Eight Simple Rules for Employing Disabled People

by dpreyde

Here are some guidelines for employers who have disabled employees- especially employees with Asperger’s Syndrome. Most of this stuff is honestly just common sense, but for some reason some folks think it’s a big fucking deal to employ retards.

1. It really fucking sucks to be the only disabled person around. I’ve had that experience in a workplace environment, and I’ve felt incredibly conspicuous and- whether or not this was in my head- I also felt condescended to. So: no tokenism. Have more than one disabled person. You should be aiming for diversity anyway.

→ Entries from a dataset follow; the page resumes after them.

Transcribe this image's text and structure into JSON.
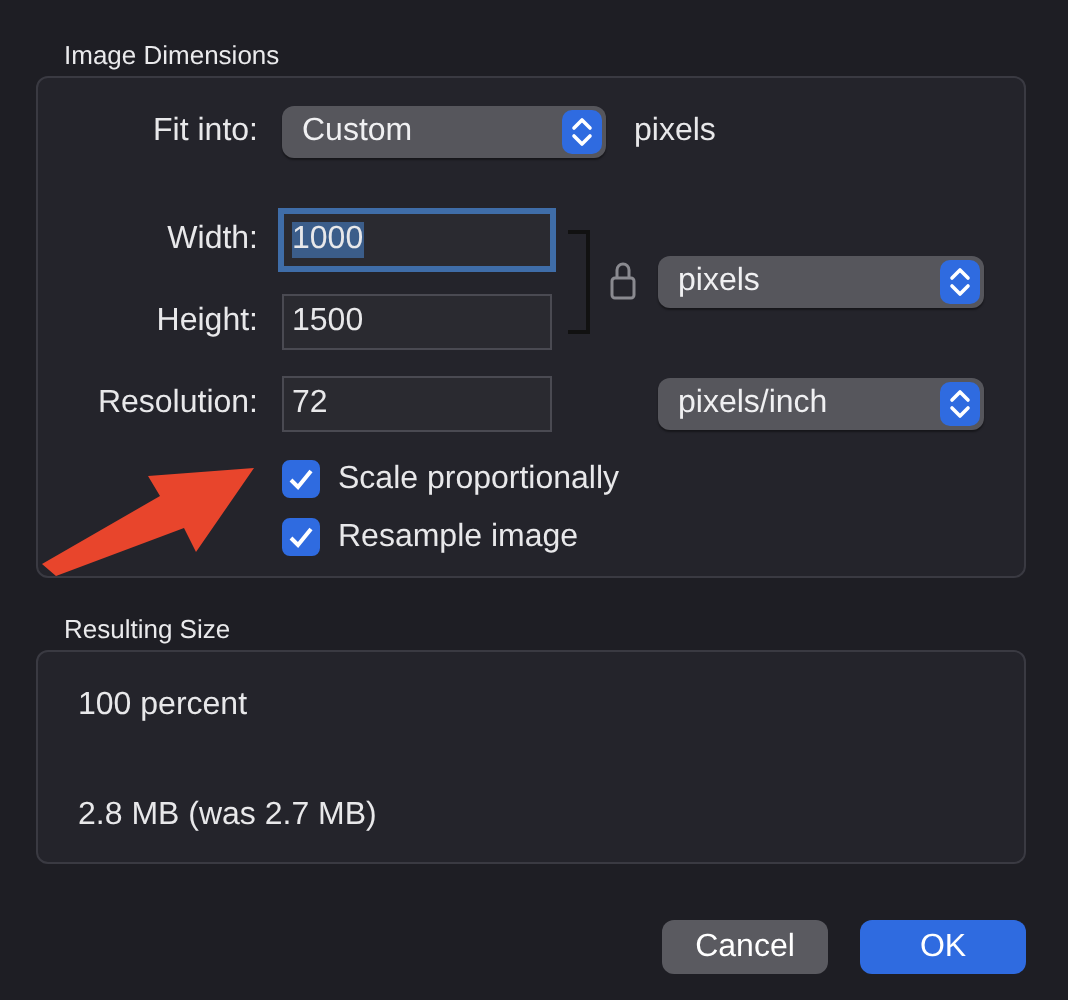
{
  "image_dimensions": {
    "title": "Image Dimensions",
    "fit_into": {
      "label": "Fit into:",
      "value": "Custom",
      "unit": "pixels"
    },
    "fields": [
      {
        "label": "Width:",
        "value": "1000",
        "focused": true
      },
      {
        "label": "Height:",
        "value": "1500",
        "focused": false
      },
      {
        "label": "Resolution:",
        "value": "72",
        "focused": false
      }
    ],
    "size_unit": "pixels",
    "resolution_unit": "pixels/inch",
    "checkboxes": [
      {
        "label": "Scale proportionally",
        "checked": true
      },
      {
        "label": "Resample image",
        "checked": true
      }
    ]
  },
  "resulting_size": {
    "title": "Resulting Size",
    "lines": [
      "100 percent",
      "2.8 MB (was 2.7 MB)"
    ]
  },
  "buttons": [
    {
      "label": "Cancel",
      "default": false
    },
    {
      "label": "OK",
      "default": true
    }
  ]
}
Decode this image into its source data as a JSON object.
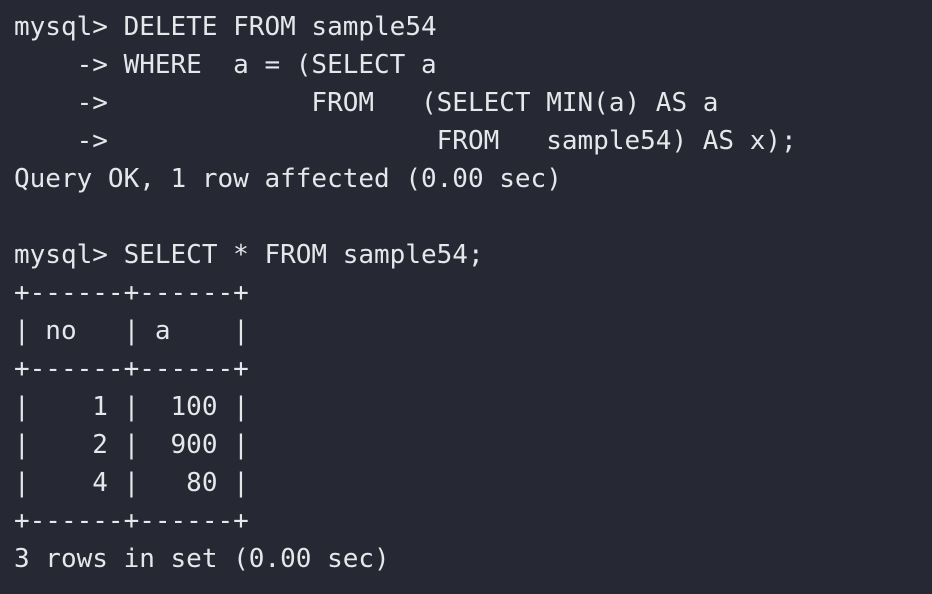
{
  "terminal": {
    "lines": [
      "mysql> DELETE FROM sample54",
      "    -> WHERE  a = (SELECT a",
      "    ->             FROM   (SELECT MIN(a) AS a",
      "    ->                     FROM   sample54) AS x);",
      "Query OK, 1 row affected (0.00 sec)",
      "",
      "mysql> SELECT * FROM sample54;",
      "+------+------+",
      "| no   | a    |",
      "+------+------+",
      "|    1 |  100 |",
      "|    2 |  900 |",
      "|    4 |   80 |",
      "+------+------+",
      "3 rows in set (0.00 sec)"
    ]
  }
}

2. Clear expectations. What is the job description? What are the employee’s responsibilities? What are the rules? Even the unspoken stuff and the implicit stuff needs to be clarified, both verbally and in writing.

3. Clear hierarchy. Who reports to who? Who makes the rules? Who follows the rules? Are there any exceptions? All of this needs to be established both verbally and in writing on the first day (or before that).

4. Talk to the autistic person about what their needs are. Listen to them and take them seriously.

5. Sensory issues need to be attended to. One solution is to physically separate an autistic person’s workspace from other people’s. This could quite easily lead to awkwardness if done in a ham-fisted way (you’re quarantining the retard?), so talk to the autistic person about their needs and involve them in the process. Explain to other people in the workplace that you are separating the autistic person to help them be as productive as possible, as well as feel safe and secure. You already ensure these things for your other workers, so it isn’t a big deal.

5. Make them feel appreciated. You should be doing this with your employees anyway. Simple, clear, verbal praise: “I noticed you did _____, and I liked that because _____.” “I recognize you’re making an effort, and your effort is appreciated.” Things like that.

6. If you autistic employee fucks up, sit down and tell them in a straightforward manner the way in which they made a mistake, and how they could avoid doing that in the future. This is really easy stuff. I mean, for God’s sake, you’re probably doing this with your employees anyway.

7. I really hope that your autistic employees won’t get harassed or bullied due to their disability, because fuck, this is the 21st century. If management treats them fairly and equitably, it is less likely that there will be problems. You already have policies in place for workplace harassment, so make sure your autistic employees understand these policies and feel comfortable following the established protocol in reporting incidents. If they don’t or can’t follow it for whatever reason, accommodate them.

8. Understand that the problem is not within your disabled employee, but rather around your disabled employee.